Which lines of the data contain the string "JSON"? Copy every one of them.

#### [Supplied material]
★ ★ ★ ★

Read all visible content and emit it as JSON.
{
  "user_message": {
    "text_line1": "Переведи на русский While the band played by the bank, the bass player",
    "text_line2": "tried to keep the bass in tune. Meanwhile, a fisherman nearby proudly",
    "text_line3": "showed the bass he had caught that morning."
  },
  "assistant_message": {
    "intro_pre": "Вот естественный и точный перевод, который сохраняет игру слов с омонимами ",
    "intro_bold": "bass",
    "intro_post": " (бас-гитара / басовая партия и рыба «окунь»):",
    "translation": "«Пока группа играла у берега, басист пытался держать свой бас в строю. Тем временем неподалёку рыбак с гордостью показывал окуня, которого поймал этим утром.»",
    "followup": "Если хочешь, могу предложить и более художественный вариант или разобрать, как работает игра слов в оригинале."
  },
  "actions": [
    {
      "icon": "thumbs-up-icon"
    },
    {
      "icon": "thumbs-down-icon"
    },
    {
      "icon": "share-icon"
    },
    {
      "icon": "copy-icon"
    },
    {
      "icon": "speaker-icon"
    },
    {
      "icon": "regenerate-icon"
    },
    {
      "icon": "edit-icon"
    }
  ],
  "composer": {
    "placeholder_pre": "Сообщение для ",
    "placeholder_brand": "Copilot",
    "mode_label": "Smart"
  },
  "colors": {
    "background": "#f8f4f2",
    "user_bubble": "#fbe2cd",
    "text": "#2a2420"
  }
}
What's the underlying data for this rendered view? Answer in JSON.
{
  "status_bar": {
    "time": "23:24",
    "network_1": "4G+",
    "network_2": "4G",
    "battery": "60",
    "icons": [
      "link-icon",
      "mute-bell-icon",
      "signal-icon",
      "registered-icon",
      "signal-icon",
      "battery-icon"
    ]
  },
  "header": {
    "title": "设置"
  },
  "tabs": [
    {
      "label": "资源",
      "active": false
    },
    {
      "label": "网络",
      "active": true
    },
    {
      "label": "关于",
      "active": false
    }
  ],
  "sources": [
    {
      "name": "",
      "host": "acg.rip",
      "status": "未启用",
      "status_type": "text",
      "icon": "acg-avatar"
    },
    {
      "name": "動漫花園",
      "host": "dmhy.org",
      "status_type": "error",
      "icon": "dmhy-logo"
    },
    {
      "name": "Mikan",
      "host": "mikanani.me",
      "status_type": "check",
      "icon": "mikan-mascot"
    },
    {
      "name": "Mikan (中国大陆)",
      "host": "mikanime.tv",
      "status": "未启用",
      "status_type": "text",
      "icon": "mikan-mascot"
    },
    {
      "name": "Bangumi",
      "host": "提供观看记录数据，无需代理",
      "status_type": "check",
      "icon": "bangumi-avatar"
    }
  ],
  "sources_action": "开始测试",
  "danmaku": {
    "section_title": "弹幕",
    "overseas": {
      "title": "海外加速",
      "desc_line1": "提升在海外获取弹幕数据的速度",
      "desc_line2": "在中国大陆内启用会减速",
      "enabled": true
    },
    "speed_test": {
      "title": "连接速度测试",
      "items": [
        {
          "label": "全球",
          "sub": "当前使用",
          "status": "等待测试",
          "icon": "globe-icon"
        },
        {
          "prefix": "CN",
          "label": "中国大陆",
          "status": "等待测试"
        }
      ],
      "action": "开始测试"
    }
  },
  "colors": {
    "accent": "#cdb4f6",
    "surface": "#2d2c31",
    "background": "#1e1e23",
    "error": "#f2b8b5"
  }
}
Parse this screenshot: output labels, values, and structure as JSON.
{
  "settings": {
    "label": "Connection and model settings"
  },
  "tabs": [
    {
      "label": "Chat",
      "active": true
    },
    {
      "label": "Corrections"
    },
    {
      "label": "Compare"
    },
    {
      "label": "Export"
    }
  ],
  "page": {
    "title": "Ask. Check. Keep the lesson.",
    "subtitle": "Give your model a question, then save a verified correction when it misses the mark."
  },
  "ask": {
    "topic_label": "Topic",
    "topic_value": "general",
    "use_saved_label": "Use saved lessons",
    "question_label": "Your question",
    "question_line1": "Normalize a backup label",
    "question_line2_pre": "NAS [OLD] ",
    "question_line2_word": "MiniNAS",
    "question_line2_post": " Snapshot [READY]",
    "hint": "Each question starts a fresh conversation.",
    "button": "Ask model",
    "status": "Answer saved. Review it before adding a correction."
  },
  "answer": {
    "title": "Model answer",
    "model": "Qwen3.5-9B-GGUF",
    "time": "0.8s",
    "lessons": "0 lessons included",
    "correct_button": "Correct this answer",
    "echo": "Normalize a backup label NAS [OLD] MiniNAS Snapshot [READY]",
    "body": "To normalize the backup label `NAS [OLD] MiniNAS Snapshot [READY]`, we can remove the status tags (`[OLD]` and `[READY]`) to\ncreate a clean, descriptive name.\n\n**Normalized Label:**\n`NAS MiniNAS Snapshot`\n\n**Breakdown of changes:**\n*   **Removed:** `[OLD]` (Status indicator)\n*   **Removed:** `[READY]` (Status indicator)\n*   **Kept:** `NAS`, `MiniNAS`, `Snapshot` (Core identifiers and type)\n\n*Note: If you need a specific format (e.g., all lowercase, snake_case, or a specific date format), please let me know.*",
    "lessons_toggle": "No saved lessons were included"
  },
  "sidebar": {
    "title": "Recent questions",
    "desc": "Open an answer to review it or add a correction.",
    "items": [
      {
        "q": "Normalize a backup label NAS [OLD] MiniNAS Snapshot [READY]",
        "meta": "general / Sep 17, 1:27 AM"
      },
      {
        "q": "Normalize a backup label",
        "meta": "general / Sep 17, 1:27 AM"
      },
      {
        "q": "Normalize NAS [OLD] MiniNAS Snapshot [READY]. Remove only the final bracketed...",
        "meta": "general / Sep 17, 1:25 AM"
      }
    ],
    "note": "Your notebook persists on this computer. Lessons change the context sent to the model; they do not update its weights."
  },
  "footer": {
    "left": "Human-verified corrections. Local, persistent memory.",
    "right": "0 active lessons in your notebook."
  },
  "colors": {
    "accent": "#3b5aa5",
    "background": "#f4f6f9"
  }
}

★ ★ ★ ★

#### [The completed task]
Read all visible content and emit it as JSON.
What's the underlying data for this rendered view? Answer in JSON.
Parse this screenshot: output labels, values, and structure as JSON.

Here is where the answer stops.